Researchers (Nel 2010) have pointed out that while few concepts in business today are as widely discussed as the concept of business models, it is also a concept that is often misused (Picard, 2000), poorly understood, particularly in the context of the Web (Rappa, 2001), and seldom systematically studied (Weill et al., 2004).
A major obstacle in classifying digital business models is that many are still evolving, changing rapidly and dynamically (Wang and Chan, 2003). Evolving digital business models may render the taxonomy of today obsolete tomorrow. Those wanting to understand the range of perspectives on businesses models are advised to step back from the business activity itself to look at the basis and the underlying characteristics that make commerce in the product or service possible (Chaharbaghi et al., 2003). These scholars argue that an essential first step is to acknowledge the models we employ are rooted in the underlying assumptions and context that govern their creation: ‘‘It is this relationship that determines the meaning, legitimacy and impact of models’’ (2003, p. 372). They observe business model waves which they liken to Kuhnian paradigmatic shifts, where ‘‘a series of peaceful interludes [is] punctuated by intellectually violent revolutions’’ (Kuhn, 1996). They note that in both science and business one conceptual worldview periodically replaces another and that, ‘‘as with all successful business model waves, what emerges is a view on how best to conduct business, an ideal, which promises a panacea to current business developments and pressing problems’’ (Chaharbarghi et al., 2003, p. 372).
Against that background, they propose a meta business model consisting of three interrelated strands: (1) the way of thinking; (2) the operational system; and (3) the capacity for value creation. The researchers caution that while the distinction of each is essential for explaining the concept of business, using each of these strands ‘‘will lead to a dead end’’ (Chaharbarghi et al., 2003, p. 375).

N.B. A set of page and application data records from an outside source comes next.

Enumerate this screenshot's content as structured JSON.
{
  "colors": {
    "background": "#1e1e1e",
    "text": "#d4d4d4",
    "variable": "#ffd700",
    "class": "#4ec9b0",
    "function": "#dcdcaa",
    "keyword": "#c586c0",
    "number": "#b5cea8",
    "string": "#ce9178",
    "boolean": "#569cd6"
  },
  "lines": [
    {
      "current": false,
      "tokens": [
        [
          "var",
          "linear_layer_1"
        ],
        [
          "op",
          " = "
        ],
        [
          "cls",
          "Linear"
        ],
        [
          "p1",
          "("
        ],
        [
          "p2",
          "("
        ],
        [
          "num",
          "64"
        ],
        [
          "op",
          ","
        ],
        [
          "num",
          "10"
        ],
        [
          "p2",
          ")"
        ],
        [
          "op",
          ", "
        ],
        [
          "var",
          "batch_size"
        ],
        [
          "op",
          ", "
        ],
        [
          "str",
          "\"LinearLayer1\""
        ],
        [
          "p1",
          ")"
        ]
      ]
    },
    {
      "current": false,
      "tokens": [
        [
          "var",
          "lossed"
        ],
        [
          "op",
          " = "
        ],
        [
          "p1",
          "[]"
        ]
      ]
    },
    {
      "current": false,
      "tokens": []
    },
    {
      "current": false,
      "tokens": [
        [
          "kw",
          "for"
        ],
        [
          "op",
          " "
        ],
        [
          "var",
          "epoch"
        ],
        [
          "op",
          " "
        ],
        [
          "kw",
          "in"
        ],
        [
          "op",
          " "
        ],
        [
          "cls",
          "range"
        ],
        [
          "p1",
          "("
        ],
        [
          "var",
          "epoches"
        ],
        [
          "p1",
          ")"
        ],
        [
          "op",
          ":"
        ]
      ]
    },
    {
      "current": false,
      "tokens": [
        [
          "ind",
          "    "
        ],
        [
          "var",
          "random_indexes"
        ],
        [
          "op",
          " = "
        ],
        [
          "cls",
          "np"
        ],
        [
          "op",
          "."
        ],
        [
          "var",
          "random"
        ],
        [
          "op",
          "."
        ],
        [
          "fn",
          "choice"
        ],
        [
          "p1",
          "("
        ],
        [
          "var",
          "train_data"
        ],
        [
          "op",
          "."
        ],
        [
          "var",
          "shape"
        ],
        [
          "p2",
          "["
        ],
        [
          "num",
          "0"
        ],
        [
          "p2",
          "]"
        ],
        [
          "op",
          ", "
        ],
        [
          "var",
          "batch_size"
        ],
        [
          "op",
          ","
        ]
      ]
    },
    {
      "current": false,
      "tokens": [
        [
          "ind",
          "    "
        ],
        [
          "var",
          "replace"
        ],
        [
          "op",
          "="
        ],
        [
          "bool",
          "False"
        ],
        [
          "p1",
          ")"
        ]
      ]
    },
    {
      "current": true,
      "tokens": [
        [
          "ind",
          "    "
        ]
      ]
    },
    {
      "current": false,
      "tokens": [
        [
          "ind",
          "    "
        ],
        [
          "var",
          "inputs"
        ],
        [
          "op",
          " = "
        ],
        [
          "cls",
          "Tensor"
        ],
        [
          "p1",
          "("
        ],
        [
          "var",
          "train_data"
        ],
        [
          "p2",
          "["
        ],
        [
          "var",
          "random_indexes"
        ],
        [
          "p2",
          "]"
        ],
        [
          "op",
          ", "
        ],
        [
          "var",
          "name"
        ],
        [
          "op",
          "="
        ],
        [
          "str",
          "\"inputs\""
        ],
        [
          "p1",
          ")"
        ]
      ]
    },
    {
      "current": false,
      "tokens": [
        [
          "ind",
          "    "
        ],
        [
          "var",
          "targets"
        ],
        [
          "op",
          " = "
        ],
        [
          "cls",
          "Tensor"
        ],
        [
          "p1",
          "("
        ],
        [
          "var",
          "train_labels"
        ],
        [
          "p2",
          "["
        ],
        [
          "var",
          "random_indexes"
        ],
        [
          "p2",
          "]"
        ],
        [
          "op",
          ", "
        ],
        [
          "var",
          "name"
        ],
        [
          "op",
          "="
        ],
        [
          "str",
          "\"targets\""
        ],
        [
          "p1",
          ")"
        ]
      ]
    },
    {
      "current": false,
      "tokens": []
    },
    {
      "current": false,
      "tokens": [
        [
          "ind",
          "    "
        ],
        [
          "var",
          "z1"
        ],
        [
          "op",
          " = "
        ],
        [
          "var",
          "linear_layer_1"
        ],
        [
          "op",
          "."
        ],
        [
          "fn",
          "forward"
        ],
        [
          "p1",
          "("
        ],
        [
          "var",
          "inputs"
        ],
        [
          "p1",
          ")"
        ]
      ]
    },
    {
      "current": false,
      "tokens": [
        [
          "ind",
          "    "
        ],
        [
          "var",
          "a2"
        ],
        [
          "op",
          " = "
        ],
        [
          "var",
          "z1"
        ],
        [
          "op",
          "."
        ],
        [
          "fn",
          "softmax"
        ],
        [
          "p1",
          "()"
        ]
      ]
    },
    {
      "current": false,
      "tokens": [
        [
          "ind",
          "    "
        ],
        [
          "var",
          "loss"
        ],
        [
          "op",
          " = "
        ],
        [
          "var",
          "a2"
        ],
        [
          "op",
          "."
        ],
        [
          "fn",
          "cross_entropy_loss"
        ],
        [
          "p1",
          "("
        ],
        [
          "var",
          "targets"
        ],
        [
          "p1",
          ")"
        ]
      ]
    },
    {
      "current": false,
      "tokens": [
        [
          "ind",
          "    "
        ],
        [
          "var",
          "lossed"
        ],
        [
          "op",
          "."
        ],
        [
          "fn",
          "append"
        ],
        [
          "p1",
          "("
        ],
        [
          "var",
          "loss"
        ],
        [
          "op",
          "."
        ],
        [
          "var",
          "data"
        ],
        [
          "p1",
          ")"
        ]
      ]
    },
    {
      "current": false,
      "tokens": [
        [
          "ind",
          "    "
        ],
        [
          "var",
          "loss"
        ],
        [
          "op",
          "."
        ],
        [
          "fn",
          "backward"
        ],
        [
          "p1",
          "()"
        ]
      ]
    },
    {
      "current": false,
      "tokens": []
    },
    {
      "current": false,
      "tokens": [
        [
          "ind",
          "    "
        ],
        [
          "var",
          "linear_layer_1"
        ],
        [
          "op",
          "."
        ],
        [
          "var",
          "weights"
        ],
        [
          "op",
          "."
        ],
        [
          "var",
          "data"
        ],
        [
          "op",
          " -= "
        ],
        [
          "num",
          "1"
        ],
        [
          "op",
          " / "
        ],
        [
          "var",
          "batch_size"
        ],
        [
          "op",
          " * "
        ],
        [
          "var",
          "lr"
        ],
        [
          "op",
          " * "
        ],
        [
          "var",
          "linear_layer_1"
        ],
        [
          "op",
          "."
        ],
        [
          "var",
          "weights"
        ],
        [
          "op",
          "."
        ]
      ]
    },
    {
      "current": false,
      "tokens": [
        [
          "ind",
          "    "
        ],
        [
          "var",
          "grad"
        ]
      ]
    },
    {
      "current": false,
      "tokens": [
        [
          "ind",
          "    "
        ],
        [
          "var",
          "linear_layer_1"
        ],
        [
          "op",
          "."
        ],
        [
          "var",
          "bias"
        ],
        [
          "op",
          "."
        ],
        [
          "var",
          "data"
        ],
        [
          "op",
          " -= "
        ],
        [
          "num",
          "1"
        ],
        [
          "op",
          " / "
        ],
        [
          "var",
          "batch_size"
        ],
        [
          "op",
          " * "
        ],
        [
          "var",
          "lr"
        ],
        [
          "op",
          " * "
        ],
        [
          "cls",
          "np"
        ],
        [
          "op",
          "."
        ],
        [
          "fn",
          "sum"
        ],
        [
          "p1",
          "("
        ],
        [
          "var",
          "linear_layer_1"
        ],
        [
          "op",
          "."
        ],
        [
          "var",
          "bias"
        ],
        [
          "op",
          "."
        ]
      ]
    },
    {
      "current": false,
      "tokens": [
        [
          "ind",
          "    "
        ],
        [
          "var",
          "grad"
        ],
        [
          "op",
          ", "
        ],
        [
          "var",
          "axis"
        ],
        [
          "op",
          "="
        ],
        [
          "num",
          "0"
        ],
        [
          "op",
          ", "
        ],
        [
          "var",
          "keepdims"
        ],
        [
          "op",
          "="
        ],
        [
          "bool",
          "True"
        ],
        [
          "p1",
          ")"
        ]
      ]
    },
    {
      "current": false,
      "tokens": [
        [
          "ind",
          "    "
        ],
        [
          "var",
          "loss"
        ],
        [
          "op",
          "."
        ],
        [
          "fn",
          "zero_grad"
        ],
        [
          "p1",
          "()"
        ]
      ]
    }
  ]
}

With that in mind, an exploration of the changing business models of newspapers would need to consider not only the activities in which the companies are engaged, but also the mindsets that inform them and how the context influences the outcomes of those efforts.